The trigger is adjustable for the length of the first stage and also for the pull weight. Before I modified my trigger, I had adjusted it to break glass-crisp at about 30 oz. After the modification, it breaks at 11 oz. and is just as crisp. In my opinion, the factory trigger will serve you fine with adjustment. All the trigger lacks that many firearm 1911s have is an overtravel adjustment.
The safety is located on the grip frame behind the trigger and it’s ambidextrous. Thankfully, it’s not automatic. In fact, the P1 is completely ambidextrous because the latch to unlock the topstrap is disguised as the hammer. Pull down and back and the topstrap pops up. Just this action cocks the trigger, so if you want to practice dry-firing you can do so without cocking the pistol. Just release the topstrap each time to reset the trigger and you’ll be good to go.
Beeman always advertised 600 f.p.s. for the .177 caliber on high power. My pistol got close to that speed when brand new, but an early lube tune took away 40 f.p.s. The last time I tested it, it averaged 559 f.p.s for Hobbys. Curiously, Weihrauch claims the HW 45 does 560 f.p.s. in .177, so my pistol is close to their specification, as of the last test I did. For our velocity tests, we’ll try some alloy pellets and see what the P1’s full potential for speed really is.
A Beeman P1 is not an easy air pistol to cock. It takes a technique, and you have to learn how to position your hands to cock the gun. It isn’t what I would describe as a plinking gun by any definition. And even stopping at low power uses almost the same amount of energy. After 50 shots, you will be feeling it. I’ll try to measure the cocking effort for you during the velocity testing.
A look behind the curtain at the spring cylinder. Here, the twin cocking links have dragged the piston to full mainspring compression. This powerplant works backwards of a spring rifle. The piston travels to the rear when the trigger is pulled.
As you would expect, the rear sight is fully adjustable in this pistol. In fact, it’s controlled by precision detents, so you know exactly what you’re doing when adjusting it. It’s very similar to the adjustable sights found on Smith & Wesson revolvers, so you’ll need a small flat-bladed screwdriver to adjust it.
The pistol is made in .177, .20 and .22 calibers. Both the .177 and .20 caliber models have the dual power levels, but the .22 has just high power to avoid sticking a pellet in the barrel. The .177 is by far the most popular caliber and the one you most often find for sale used. Speaking of that, I noticed at the recent Malvern, Arkansas, airgun show that a nice used P1 will be priced at something over $300. They definitely hold their value.
Perfect for training

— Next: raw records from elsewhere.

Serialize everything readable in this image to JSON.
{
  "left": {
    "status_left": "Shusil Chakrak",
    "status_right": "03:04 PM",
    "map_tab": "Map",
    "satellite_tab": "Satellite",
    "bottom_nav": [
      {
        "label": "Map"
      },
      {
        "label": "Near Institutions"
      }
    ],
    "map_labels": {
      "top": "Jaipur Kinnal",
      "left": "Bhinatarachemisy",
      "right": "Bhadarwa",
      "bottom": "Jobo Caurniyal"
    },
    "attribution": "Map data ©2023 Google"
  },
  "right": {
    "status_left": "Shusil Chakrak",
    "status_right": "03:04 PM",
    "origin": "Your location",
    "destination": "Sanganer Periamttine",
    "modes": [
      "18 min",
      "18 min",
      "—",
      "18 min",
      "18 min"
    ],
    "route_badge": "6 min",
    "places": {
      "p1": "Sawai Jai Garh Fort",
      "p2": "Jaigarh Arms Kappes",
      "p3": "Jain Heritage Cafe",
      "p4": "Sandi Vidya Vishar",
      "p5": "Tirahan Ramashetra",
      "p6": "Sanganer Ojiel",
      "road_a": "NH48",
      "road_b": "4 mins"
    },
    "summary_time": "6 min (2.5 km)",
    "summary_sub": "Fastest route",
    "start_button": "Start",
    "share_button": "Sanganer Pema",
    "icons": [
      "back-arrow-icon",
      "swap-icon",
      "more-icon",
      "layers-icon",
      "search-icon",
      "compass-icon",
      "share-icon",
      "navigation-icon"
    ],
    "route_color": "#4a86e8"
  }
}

One aspect of the P1 that’s unique to the pistol is its value as a trainer for all 1911-type firearms. You have to employ the same hold as with the firearm to get the airgun to shoot. At 33 feet it should be easy for a good shooter to hold all shots inside an inch, and the pistol is capable of much better. When you’re really hot, the P1 can hold all its shots inside the 9-ring of a 10-meter target, which is about the size of Roosevelt’s head on a dime.
Is it worth the price?
Normally, I would try to answer this question after the final report, but years of experience as a P1 owner have already provided the answer. If you’re infatuated with accurate air pistols and if you value build quality above all, then yes, the P1 is well worth the asking price. If a new one seems beyond your reach, consider buying one used. They’re rugged enough to pass on to generations unborn, so think of it as a long-term investment.
Stay tuned for the power report that’s next.